═════ PROVIDED RECORDS ═════

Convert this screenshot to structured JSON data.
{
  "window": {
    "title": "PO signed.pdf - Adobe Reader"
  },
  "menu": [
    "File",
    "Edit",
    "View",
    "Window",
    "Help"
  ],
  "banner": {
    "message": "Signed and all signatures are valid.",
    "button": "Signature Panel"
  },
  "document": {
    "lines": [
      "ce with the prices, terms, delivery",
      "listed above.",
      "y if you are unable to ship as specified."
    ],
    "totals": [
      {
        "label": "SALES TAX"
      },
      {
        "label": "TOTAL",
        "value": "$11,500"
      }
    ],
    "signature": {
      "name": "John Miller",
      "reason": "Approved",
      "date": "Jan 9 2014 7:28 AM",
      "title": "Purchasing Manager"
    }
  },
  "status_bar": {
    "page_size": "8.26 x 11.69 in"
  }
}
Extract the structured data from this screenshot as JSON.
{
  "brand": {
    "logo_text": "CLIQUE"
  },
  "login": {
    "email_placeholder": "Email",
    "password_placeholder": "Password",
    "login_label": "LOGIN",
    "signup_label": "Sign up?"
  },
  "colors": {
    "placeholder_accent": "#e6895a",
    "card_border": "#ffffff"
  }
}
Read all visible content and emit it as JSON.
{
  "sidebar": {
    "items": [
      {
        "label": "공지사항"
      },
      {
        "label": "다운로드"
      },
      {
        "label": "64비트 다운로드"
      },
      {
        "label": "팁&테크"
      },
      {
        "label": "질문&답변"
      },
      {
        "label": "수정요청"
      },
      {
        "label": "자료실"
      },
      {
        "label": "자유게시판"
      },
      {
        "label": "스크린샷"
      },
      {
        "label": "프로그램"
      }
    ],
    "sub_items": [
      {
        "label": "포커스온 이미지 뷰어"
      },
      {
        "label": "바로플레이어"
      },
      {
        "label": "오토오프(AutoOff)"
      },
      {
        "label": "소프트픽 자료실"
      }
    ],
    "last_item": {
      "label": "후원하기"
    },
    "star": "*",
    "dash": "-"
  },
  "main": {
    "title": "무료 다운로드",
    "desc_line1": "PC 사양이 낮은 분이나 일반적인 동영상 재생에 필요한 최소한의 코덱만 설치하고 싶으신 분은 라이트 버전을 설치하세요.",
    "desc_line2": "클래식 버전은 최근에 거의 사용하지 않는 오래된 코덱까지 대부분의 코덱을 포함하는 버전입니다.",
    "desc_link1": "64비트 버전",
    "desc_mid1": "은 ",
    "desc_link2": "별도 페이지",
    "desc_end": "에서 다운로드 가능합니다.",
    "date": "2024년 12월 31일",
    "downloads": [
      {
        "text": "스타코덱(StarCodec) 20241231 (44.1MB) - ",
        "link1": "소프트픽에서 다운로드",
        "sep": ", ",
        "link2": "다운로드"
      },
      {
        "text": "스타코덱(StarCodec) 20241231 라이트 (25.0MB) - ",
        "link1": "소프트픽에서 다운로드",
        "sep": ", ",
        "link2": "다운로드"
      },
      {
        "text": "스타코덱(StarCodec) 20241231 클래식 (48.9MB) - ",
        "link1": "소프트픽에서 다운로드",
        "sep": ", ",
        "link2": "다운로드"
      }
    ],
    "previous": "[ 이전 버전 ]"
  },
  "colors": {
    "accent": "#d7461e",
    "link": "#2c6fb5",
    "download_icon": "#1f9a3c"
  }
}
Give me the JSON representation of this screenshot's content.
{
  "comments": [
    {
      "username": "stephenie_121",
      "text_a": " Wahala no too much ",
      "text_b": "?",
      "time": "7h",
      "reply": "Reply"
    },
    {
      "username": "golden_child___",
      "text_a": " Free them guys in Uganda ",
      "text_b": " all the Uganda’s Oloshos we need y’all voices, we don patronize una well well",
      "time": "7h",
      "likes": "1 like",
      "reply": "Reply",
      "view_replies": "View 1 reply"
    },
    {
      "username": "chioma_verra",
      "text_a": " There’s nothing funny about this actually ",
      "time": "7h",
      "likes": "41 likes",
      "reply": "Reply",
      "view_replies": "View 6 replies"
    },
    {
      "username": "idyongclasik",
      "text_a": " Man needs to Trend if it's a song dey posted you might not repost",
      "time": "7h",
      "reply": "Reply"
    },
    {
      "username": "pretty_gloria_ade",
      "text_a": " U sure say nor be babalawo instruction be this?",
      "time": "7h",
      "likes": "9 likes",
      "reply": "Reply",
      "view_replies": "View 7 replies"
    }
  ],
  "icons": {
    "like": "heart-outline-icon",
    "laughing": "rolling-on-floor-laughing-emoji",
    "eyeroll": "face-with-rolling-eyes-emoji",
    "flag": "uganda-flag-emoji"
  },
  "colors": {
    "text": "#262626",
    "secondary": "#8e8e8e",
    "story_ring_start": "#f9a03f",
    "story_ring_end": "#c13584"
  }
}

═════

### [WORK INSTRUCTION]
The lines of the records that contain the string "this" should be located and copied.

### [WRITTEN ANSWER]
Convert this screenshot to structured JSON data.
Extract the structured data from this screenshot as JSON.
Give me the JSON representation of this screenshot's content.
      "text_a": " There’s nothing funny about this actually ",
      "text_a": " U sure say nor be babalawo instruction be this?",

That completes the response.